━━ RECORDS SHOWN
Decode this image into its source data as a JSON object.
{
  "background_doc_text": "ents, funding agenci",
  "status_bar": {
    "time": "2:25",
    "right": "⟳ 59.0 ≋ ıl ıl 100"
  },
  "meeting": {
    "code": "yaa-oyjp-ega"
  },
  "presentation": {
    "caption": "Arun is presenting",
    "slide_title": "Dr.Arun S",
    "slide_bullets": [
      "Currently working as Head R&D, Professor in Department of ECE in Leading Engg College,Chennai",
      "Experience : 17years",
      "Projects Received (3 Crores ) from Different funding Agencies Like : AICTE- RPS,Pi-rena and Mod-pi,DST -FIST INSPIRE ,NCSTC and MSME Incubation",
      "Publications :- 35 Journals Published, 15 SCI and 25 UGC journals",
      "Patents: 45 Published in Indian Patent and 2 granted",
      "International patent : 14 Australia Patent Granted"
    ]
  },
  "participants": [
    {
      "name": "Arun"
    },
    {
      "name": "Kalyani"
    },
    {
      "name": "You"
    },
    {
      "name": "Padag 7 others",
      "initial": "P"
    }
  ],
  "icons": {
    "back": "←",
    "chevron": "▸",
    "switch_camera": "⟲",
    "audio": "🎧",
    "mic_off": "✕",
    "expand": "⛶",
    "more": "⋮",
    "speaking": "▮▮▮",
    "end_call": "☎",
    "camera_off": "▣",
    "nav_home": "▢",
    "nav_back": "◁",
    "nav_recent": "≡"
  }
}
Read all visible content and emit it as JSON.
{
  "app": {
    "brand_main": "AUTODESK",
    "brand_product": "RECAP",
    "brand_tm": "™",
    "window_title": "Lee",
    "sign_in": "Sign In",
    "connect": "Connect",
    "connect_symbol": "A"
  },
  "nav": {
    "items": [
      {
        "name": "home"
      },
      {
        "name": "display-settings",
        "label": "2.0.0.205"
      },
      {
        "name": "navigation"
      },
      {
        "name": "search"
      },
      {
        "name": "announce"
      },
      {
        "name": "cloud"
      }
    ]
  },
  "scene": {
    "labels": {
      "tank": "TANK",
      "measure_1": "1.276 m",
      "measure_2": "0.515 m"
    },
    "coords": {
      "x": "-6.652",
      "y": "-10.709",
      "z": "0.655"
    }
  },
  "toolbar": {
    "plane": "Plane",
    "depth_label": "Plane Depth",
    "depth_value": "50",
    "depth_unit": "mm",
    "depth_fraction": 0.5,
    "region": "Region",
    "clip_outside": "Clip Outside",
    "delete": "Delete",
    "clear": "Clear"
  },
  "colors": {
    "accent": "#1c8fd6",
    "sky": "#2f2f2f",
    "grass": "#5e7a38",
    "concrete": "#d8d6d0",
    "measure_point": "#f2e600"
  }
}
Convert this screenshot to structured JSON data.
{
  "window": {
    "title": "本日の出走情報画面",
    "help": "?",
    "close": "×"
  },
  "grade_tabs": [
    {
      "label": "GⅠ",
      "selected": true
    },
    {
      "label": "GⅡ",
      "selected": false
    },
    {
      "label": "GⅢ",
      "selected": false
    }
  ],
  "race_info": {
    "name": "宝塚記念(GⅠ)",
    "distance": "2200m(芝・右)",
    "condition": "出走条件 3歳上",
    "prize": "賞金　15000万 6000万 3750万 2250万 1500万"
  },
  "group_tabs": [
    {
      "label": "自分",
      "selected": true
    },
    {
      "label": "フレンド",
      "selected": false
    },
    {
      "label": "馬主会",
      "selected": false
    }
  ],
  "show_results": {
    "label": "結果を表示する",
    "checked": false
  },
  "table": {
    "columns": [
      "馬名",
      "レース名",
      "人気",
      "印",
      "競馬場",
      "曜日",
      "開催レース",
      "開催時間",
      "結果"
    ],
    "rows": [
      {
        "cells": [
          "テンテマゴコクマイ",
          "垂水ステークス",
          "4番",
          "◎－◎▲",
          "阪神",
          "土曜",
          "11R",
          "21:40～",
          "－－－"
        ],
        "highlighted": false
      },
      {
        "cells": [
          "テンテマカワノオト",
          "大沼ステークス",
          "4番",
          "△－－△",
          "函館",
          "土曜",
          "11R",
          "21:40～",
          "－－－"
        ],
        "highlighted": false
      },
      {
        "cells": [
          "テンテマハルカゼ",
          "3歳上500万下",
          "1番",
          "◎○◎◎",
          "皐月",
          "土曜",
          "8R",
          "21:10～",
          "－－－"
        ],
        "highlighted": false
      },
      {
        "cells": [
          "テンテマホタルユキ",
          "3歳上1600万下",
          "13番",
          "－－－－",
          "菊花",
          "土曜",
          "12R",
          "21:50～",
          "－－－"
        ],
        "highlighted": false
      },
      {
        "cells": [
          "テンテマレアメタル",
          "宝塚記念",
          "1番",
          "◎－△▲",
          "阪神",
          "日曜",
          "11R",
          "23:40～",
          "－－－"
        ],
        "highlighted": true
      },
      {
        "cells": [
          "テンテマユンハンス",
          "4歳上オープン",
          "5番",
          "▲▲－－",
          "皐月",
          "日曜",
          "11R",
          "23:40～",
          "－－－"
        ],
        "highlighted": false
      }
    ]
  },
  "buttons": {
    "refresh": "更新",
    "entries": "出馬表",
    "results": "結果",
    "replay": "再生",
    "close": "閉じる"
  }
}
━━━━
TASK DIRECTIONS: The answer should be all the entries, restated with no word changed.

RESPONSE AREA:
Decode this image into its source data as a JSON object.
{
  "background_doc_text": "ents, funding agenci",
  "status_bar": {
    "time": "2:25",
    "right": "⟳ 59.0 ≋ ıl ıl 100"
  },
  "meeting": {
    "code": "yaa-oyjp-ega"
  },
  "presentation": {
    "caption": "Arun is presenting",
    "slide_title": "Dr.Arun S",
    "slide_bullets": [
      "Currently working as Head R&D, Professor in Department of ECE in Leading Engg College,Chennai",
      "Experience : 17years",
      "Projects Received (3 Crores ) from Different funding Agencies Like : AICTE- RPS,Pi-rena and Mod-pi,DST -FIST INSPIRE ,NCSTC and MSME Incubation",
      "Publications :- 35 Journals Published, 15 SCI and 25 UGC journals",
      "Patents: 45 Published in Indian Patent and 2 granted",
      "International patent : 14 Australia Patent Granted"
    ]
  },
  "participants": [
    {
      "name": "Arun"
    },
    {
      "name": "Kalyani"
    },
    {
      "name": "You"
    },
    {
      "name": "Padag 7 others",
      "initial": "P"
    }
  ],
  "icons": {
    "back": "←",
    "chevron": "▸",
    "switch_camera": "⟲",
    "audio": "🎧",
    "mic_off": "✕",
    "expand": "⛶",
    "more": "⋮",
    "speaking": "▮▮▮",
    "end_call": "☎",
    "camera_off": "▣",
    "nav_home": "▢",
    "nav_back": "◁",
    "nav_recent": "≡"
  }
}
Read all visible content and emit it as JSON.
{
  "app": {
    "brand_main": "AUTODESK",
    "brand_product": "RECAP",
    "brand_tm": "™",
    "window_title": "Lee",
    "sign_in": "Sign In",
    "connect": "Connect",
    "connect_symbol": "A"
  },
  "nav": {
    "items": [
      {
        "name": "home"
      },
      {
        "name": "display-settings",
        "label": "2.0.0.205"
      },
      {
        "name": "navigation"
      },
      {
        "name": "search"
      },
      {
        "name": "announce"
      },
      {
        "name": "cloud"
      }
    ]
  },
  "scene": {
    "labels": {
      "tank": "TANK",
      "measure_1": "1.276 m",
      "measure_2": "0.515 m"
    },
    "coords": {
      "x": "-6.652",
      "y": "-10.709",
      "z": "0.655"
    }
  },
  "toolbar": {
    "plane": "Plane",
    "depth_label": "Plane Depth",
    "depth_value": "50",
    "depth_unit": "mm",
    "depth_fraction": 0.5,
    "region": "Region",
    "clip_outside": "Clip Outside",
    "delete": "Delete",
    "clear": "Clear"
  },
  "colors": {
    "accent": "#1c8fd6",
    "sky": "#2f2f2f",
    "grass": "#5e7a38",
    "concrete": "#d8d6d0",
    "measure_point": "#f2e600"
  }
}
Convert this screenshot to structured JSON data.
{
  "window": {
    "title": "本日の出走情報画面",
    "help": "?",
    "close": "×"
  },
  "grade_tabs": [
    {
      "label": "GⅠ",
      "selected": true
    },
    {
      "label": "GⅡ",
      "selected": false
    },
    {
      "label": "GⅢ",
      "selected": false
    }
  ],
  "race_info": {
    "name": "宝塚記念(GⅠ)",
    "distance": "2200m(芝・右)",
    "condition": "出走条件 3歳上",
    "prize": "賞金　15000万 6000万 3750万 2250万 1500万"
  },
  "group_tabs": [
    {
      "label": "自分",
      "selected": true
    },
    {
      "label": "フレンド",
      "selected": false
    },
    {
      "label": "馬主会",
      "selected": false
    }
  ],
  "show_results": {
    "label": "結果を表示する",
    "checked": false
  },
  "table": {
    "columns": [
      "馬名",
      "レース名",
      "人気",
      "印",
      "競馬場",
      "曜日",
      "開催レース",
      "開催時間",
      "結果"
    ],
    "rows": [
      {
        "cells": [
          "テンテマゴコクマイ",
          "垂水ステークス",
          "4番",
          "◎－◎▲",
          "阪神",
          "土曜",
          "11R",
          "21:40～",
          "－－－"
        ],
        "highlighted": false
      },
      {
        "cells": [
          "テンテマカワノオト",
          "大沼ステークス",
          "4番",
          "△－－△",
          "函館",
          "土曜",
          "11R",
          "21:40～",
          "－－－"
        ],
        "highlighted": false
      },
      {
        "cells": [
          "テンテマハルカゼ",
          "3歳上500万下",
          "1番",
          "◎○◎◎",
          "皐月",
          "土曜",
          "8R",
          "21:10～",
          "－－－"
        ],
        "highlighted": false
      },
      {
        "cells": [
          "テンテマホタルユキ",
          "3歳上1600万下",
          "13番",
          "－－－－",
          "菊花",
          "土曜",
          "12R",
          "21:50～",
          "－－－"
        ],
        "highlighted": false
      },
      {
        "cells": [
          "テンテマレアメタル",
          "宝塚記念",
          "1番",
          "◎－△▲",
          "阪神",
          "日曜",
          "11R",
          "23:40～",
          "－－－"
        ],
        "highlighted": true
      },
      {
        "cells": [
          "テンテマユンハンス",
          "4歳上オープン",
          "5番",
          "▲▲－－",
          "皐月",
          "日曜",
          "11R",
          "23:40～",
          "－－－"
        ],
        "highlighted": false
      }
    ]
  },
  "buttons": {
    "refresh": "更新",
    "entries": "出馬表",
    "results": "結果",
    "replay": "再生",
    "close": "閉じる"
  }
}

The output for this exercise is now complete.